Task requirements:
No pictures, nothing altered: return the data below.

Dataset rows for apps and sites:
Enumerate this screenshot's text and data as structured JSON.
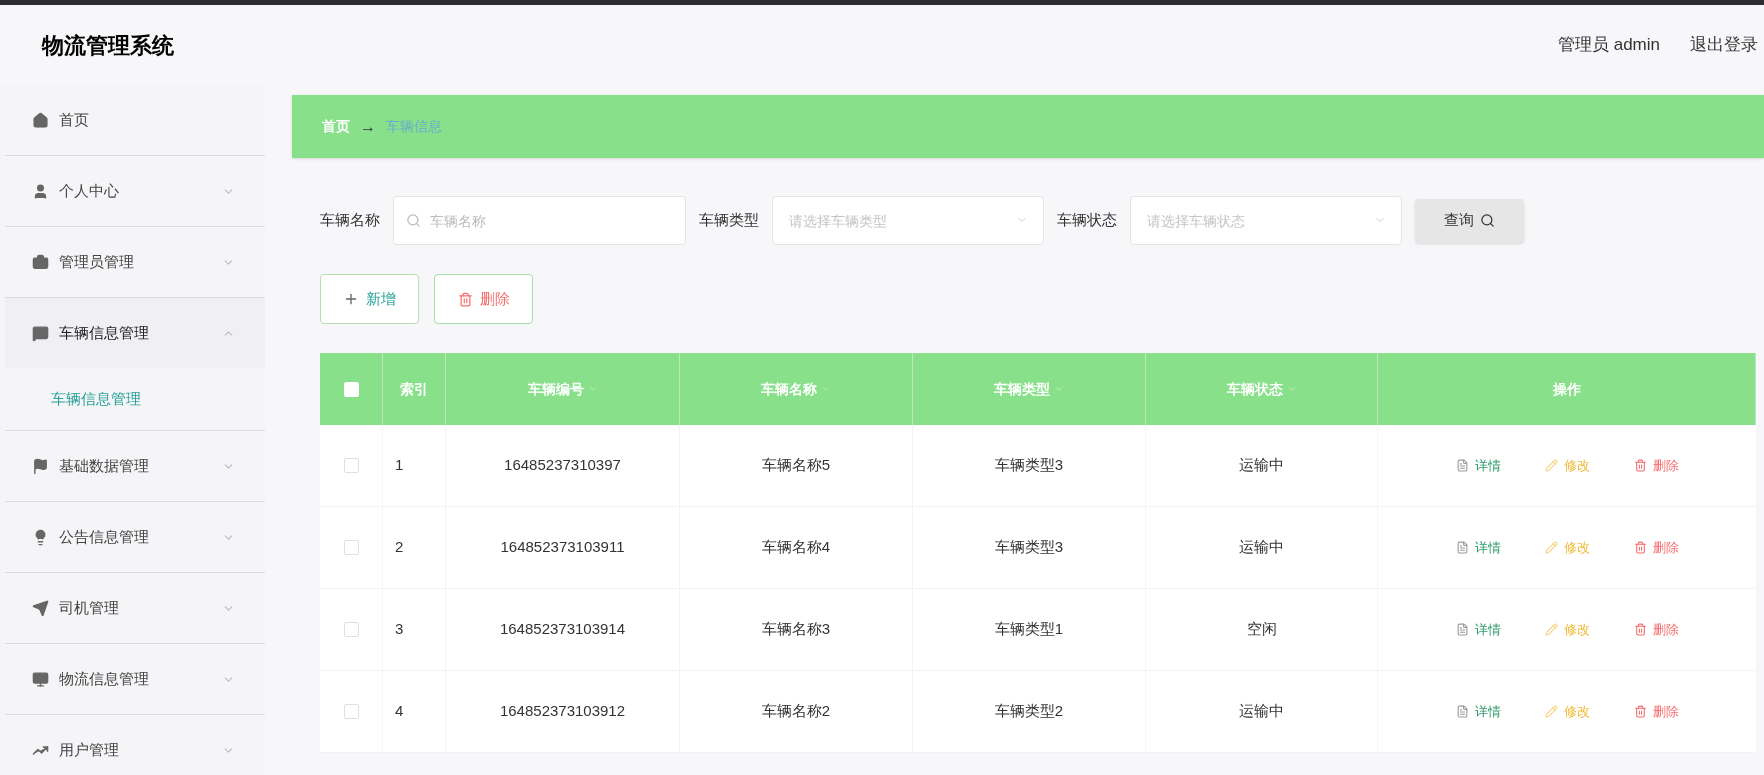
{
  "app_title": "物流管理系统",
  "header": {
    "user": "管理员 admin",
    "logout": "退出登录"
  },
  "sidebar": {
    "items": [
      {
        "label": "首页"
      },
      {
        "label": "个人中心",
        "expanded": false
      },
      {
        "label": "管理员管理",
        "expanded": false
      },
      {
        "label": "车辆信息管理",
        "expanded": true,
        "children": [
          {
            "label": "车辆信息管理",
            "selected": true
          }
        ]
      },
      {
        "label": "基础数据管理",
        "expanded": false
      },
      {
        "label": "公告信息管理",
        "expanded": false
      },
      {
        "label": "司机管理",
        "expanded": false
      },
      {
        "label": "物流信息管理",
        "expanded": false
      },
      {
        "label": "用户管理",
        "expanded": false
      }
    ]
  },
  "breadcrumb": {
    "home": "首页",
    "separator": "→",
    "current": "车辆信息"
  },
  "search": {
    "fields": [
      {
        "kind": "search",
        "label": "车辆名称",
        "placeholder": "车辆名称"
      },
      {
        "kind": "select",
        "label": "车辆类型",
        "placeholder": "请选择车辆类型"
      },
      {
        "kind": "select",
        "label": "车辆状态",
        "placeholder": "请选择车辆状态"
      }
    ],
    "button": "查询"
  },
  "toolbar": [
    {
      "kind": "add",
      "label": "新增"
    },
    {
      "kind": "delete",
      "label": "删除"
    }
  ],
  "table": {
    "all_checked": false,
    "columns": [
      {
        "label": "索引",
        "sortable": false
      },
      {
        "label": "车辆编号",
        "sortable": true
      },
      {
        "label": "车辆名称",
        "sortable": true
      },
      {
        "label": "车辆类型",
        "sortable": true
      },
      {
        "label": "车辆状态",
        "sortable": true
      },
      {
        "label": "操作",
        "sortable": false
      }
    ],
    "rows": [
      {
        "checked": false,
        "cells": [
          "1",
          "16485237310397",
          "车辆名称5",
          "车辆类型3",
          "运输中"
        ],
        "actions": [
          {
            "kind": "detail",
            "label": "详情"
          },
          {
            "kind": "edit",
            "label": "修改"
          },
          {
            "kind": "delete",
            "label": "删除"
          }
        ]
      },
      {
        "checked": false,
        "cells": [
          "2",
          "164852373103911",
          "车辆名称4",
          "车辆类型3",
          "运输中"
        ],
        "actions": [
          {
            "kind": "detail",
            "label": "详情"
          },
          {
            "kind": "edit",
            "label": "修改"
          },
          {
            "kind": "delete",
            "label": "删除"
          }
        ]
      },
      {
        "checked": false,
        "cells": [
          "3",
          "164852373103914",
          "车辆名称3",
          "车辆类型1",
          "空闲"
        ],
        "actions": [
          {
            "kind": "detail",
            "label": "详情"
          },
          {
            "kind": "edit",
            "label": "修改"
          },
          {
            "kind": "delete",
            "label": "删除"
          }
        ]
      },
      {
        "checked": false,
        "cells": [
          "4",
          "164852373103912",
          "车辆名称2",
          "车辆类型2",
          "运输中"
        ],
        "actions": [
          {
            "kind": "detail",
            "label": "详情"
          },
          {
            "kind": "edit",
            "label": "修改"
          },
          {
            "kind": "delete",
            "label": "删除"
          }
        ]
      }
    ]
  }
}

Task answer:
Enumerate this screenshot's text and data as structured JSON.
{
  "app_title": "物流管理系统",
  "header": {
    "user": "管理员 admin",
    "logout": "退出登录"
  },
  "sidebar": {
    "items": [
      {
        "label": "首页"
      },
      {
        "label": "个人中心",
        "expanded": false
      },
      {
        "label": "管理员管理",
        "expanded": false
      },
      {
        "label": "车辆信息管理",
        "expanded": true,
        "children": [
          {
            "label": "车辆信息管理",
            "selected": true
          }
        ]
      },
      {
        "label": "基础数据管理",
        "expanded": false
      },
      {
        "label": "公告信息管理",
        "expanded": false
      },
      {
        "label": "司机管理",
        "expanded": false
      },
      {
        "label": "物流信息管理",
        "expanded": false
      },
      {
        "label": "用户管理",
        "expanded": false
      }
    ]
  },
  "breadcrumb": {
    "home": "首页",
    "separator": "→",
    "current": "车辆信息"
  },
  "search": {
    "fields": [
      {
        "kind": "search",
        "label": "车辆名称",
        "placeholder": "车辆名称"
      },
      {
        "kind": "select",
        "label": "车辆类型",
        "placeholder": "请选择车辆类型"
      },
      {
        "kind": "select",
        "label": "车辆状态",
        "placeholder": "请选择车辆状态"
      }
    ],
    "button": "查询"
  },
  "toolbar": [
    {
      "kind": "add",
      "label": "新增"
    },
    {
      "kind": "delete",
      "label": "删除"
    }
  ],
  "table": {
    "all_checked": false,
    "columns": [
      {
        "label": "索引",
        "sortable": false
      },
      {
        "label": "车辆编号",
        "sortable": true
      },
      {
        "label": "车辆名称",
        "sortable": true
      },
      {
        "label": "车辆类型",
        "sortable": true
      },
      {
        "label": "车辆状态",
        "sortable": true
      },
      {
        "label": "操作",
        "sortable": false
      }
    ],
    "rows": [
      {
        "checked": false,
        "cells": [
          "1",
          "16485237310397",
          "车辆名称5",
          "车辆类型3",
          "运输中"
        ],
        "actions": [
          {
            "kind": "detail",
            "label": "详情"
          },
          {
            "kind": "edit",
            "label": "修改"
          },
          {
            "kind": "delete",
            "label": "删除"
          }
        ]
      },
      {
        "checked": false,
        "cells": [
          "2",
          "164852373103911",
          "车辆名称4",
          "车辆类型3",
          "运输中"
        ],
        "actions": [
          {
            "kind": "detail",
            "label": "详情"
          },
          {
            "kind": "edit",
            "label": "修改"
          },
          {
            "kind": "delete",
            "label": "删除"
          }
        ]
      },
      {
        "checked": false,
        "cells": [
          "3",
          "164852373103914",
          "车辆名称3",
          "车辆类型1",
          "空闲"
        ],
        "actions": [
          {
            "kind": "detail",
            "label": "详情"
          },
          {
            "kind": "edit",
            "label": "修改"
          },
          {
            "kind": "delete",
            "label": "删除"
          }
        ]
      },
      {
        "checked": false,
        "cells": [
          "4",
          "164852373103912",
          "车辆名称2",
          "车辆类型2",
          "运输中"
        ],
        "actions": [
          {
            "kind": "detail",
            "label": "详情"
          },
          {
            "kind": "edit",
            "label": "修改"
          },
          {
            "kind": "delete",
            "label": "删除"
          }
        ]
      }
    ]
  }
}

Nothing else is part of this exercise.